FAIRFAX, VA – About five miles outside the Beltway west-by-south-west, abutting Fairfax City and George Mason University is a comfortable suburban neighborhood known to the Virginia Board of Elections as “Villa.”
I call it lower-upper-middle-class. The lawns are generally well kept. The cars are generally Toyota Siennas and Honda Accords. The playground at Fairfax Villa Elementary School is modern, clean, and — if my three oldest kids’ reaction is typical — tons of fun.
Alongside your suburban soccer moms, you’ve got your hunters with pickup trucks and immigrant families. All in all, the neighborhood is fairly diverse. The elementary school population is half white, and plenty of black, immigrant, Arab, Asian, and hispanic voters showed up at the elementary school polling place.
And, for the past decade at least, as goes Fairfax Villa so goes Virginia. The precinct has picked the winner in all of the biggest statewide races, and has voted within a percentage point and a half in the three biggest.
In 2004, John Kerry won Fairfax County, but lost Virginia 54-46. To be precise, Bush got 53.7% in Virginia. He got 52.5% in Fairfax Villa.
In 2008, Virginia voted 52.6% for Obama, and Fairfax Villa voted 53.0% for Obama.
A year later, in the governor election, the precinct and the state swung back to Republicans, big time. Virginia voted 58.6% for Bob McDonnell, and Fairfax Villa voted 60.1% for McDonnell.
This year? I found a handful of voters who backed Obama in 2008, but are backing Romney this time around. Republicans here tend not to be firebrand conservatives.
Tim Justice, who voted for Romney, tells he hasn’t voted in many years — “I wouldn’t for George Bush.” Justice owns a small business installing heating and air conditioning. He says of Obama, “the last straw was the comment he made, that you didn’t build your business. He pissed me off enough that I took off work early to come down here and vote against him.”
One woman in her 20s or 30s told me she voted for Obama in 2008 and Romney today. “I got caught up,” she says of the 2008 Obama love. But she resented how he just “pushed through” Obamacare. She adds “his transparency was not so transparent.”
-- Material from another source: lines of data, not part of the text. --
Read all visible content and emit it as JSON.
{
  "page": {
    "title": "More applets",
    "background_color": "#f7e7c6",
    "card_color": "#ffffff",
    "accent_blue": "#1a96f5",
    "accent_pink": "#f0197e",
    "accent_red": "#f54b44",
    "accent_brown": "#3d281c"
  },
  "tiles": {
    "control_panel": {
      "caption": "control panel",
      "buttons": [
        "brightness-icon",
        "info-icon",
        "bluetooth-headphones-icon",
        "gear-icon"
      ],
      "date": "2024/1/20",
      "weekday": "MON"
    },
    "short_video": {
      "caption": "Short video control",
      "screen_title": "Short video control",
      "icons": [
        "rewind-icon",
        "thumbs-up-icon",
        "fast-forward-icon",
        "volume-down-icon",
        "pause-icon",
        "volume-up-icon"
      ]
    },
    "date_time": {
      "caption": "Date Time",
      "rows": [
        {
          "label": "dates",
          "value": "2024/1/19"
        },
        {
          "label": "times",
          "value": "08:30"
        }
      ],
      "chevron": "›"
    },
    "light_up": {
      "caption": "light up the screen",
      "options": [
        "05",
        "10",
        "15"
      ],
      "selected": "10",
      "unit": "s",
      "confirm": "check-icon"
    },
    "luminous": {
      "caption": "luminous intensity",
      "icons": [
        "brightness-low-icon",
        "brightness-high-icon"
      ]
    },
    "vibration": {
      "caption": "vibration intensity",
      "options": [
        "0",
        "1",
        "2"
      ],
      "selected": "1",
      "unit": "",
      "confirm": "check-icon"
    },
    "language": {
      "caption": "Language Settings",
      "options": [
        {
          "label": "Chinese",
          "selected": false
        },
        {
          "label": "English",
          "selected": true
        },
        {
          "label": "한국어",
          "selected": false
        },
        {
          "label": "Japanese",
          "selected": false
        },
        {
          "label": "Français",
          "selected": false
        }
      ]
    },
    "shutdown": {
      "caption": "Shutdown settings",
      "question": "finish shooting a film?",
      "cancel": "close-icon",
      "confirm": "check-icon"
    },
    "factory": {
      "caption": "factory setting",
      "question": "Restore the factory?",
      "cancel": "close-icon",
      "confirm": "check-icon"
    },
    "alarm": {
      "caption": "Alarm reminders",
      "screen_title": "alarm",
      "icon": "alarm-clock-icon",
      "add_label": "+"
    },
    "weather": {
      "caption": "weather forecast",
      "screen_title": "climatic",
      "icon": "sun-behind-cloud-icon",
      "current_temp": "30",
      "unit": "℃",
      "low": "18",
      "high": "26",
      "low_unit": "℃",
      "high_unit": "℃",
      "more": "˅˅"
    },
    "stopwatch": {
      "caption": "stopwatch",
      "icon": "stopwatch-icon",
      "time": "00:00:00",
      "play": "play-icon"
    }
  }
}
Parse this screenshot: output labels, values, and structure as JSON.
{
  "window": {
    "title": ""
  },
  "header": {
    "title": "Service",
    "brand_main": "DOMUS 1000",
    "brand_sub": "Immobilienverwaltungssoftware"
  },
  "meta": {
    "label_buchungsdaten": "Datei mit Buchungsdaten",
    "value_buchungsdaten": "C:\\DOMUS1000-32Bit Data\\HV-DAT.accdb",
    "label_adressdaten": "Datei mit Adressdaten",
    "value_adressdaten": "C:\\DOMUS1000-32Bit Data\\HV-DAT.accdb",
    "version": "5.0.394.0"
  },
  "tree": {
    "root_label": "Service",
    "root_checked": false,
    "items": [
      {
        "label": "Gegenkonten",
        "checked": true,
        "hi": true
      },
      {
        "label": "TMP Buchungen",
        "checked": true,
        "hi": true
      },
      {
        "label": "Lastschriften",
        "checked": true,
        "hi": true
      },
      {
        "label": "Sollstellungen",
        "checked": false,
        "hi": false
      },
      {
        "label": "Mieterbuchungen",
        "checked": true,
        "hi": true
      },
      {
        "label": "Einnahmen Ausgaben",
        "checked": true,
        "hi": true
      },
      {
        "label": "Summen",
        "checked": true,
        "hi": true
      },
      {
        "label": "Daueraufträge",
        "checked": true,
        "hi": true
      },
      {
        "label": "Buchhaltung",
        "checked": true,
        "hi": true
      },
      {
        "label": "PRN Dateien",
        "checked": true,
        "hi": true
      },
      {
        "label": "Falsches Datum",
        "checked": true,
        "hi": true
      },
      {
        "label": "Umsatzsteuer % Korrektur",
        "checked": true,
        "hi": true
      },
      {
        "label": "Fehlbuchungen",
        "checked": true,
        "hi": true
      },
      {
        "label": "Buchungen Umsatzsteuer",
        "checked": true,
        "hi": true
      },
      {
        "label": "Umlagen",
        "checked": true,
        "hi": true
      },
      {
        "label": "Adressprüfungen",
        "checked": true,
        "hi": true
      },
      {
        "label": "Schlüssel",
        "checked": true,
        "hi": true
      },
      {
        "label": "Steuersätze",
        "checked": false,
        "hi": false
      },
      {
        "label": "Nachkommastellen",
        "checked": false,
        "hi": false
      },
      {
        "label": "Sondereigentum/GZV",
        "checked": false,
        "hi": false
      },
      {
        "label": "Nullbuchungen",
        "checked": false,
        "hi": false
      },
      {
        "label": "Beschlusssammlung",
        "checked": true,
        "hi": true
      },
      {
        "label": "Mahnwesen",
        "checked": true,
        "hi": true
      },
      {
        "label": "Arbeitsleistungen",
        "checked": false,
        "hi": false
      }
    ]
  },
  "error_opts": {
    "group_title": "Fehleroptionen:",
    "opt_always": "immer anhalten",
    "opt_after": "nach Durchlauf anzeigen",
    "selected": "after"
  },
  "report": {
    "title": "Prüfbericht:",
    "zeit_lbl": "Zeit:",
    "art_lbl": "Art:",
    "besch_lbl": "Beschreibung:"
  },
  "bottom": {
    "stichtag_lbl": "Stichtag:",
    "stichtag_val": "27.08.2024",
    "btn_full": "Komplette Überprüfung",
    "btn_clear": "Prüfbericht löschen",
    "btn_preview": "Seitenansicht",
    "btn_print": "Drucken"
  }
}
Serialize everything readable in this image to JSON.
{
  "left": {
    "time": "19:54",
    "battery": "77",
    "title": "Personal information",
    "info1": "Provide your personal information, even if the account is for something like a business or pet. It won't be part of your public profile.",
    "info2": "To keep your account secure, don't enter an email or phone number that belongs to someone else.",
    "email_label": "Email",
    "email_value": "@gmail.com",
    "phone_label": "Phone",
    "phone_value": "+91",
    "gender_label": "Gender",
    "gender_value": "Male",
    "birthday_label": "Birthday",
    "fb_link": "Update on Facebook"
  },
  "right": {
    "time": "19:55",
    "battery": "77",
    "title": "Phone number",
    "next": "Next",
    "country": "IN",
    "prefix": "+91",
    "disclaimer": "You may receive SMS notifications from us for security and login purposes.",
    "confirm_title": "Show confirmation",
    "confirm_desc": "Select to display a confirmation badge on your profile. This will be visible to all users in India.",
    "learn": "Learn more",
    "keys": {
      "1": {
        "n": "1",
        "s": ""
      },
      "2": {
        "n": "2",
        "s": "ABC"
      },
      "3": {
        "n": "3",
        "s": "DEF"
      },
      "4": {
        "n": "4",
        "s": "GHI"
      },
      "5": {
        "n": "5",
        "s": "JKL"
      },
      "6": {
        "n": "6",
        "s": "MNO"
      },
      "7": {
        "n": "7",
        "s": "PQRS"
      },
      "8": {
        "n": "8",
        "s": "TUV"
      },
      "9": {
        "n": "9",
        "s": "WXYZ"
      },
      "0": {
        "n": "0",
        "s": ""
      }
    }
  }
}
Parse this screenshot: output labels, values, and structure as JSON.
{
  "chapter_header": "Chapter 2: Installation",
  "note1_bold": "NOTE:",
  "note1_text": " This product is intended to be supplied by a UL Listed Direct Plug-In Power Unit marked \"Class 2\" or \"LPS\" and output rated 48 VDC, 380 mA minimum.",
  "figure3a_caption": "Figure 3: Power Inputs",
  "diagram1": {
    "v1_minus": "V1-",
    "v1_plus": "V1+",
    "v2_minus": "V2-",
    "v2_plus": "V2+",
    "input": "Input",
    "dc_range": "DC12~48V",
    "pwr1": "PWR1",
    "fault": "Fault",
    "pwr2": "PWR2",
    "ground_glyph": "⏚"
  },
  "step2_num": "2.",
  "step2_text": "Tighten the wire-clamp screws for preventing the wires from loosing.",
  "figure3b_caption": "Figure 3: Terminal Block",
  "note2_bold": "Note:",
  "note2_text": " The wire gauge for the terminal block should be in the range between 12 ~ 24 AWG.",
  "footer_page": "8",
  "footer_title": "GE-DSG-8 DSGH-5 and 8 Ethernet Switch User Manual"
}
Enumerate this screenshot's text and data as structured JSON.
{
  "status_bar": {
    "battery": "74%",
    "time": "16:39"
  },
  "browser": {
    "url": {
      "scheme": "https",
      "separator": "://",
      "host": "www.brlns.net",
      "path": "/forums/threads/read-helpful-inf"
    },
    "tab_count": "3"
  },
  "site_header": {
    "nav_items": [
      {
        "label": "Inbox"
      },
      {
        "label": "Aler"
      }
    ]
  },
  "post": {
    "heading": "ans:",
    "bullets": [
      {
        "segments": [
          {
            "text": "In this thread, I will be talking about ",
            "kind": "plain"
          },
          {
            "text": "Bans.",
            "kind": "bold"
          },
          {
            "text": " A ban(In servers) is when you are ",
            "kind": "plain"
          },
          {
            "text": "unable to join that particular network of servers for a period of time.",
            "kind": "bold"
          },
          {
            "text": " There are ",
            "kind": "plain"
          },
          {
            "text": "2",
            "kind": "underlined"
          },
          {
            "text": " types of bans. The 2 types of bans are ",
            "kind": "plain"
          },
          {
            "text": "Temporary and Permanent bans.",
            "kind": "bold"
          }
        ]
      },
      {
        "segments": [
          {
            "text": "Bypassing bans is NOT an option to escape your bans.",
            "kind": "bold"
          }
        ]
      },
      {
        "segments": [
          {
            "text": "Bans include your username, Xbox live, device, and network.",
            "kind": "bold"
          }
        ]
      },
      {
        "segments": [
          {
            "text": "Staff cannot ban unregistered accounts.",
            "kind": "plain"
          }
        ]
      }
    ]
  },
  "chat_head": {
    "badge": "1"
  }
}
Democrat Claire Talbert has grown up here. She went to Fairfax Villa elementary school, and her mom was Democratic precinct chairwoman. She says here precinct took a big turn towards Democrats twenty years ago, when University Drive was paved — the neighborhood was no longer isolated from GMU, and more Mason employees began living in the neighborhood.
In the past, this lower-upper-middle-class suburban neighborhood has been a bellwether. With exit polls showing us a 50-50 tie, maybe Fairfax Villa can give us some more information.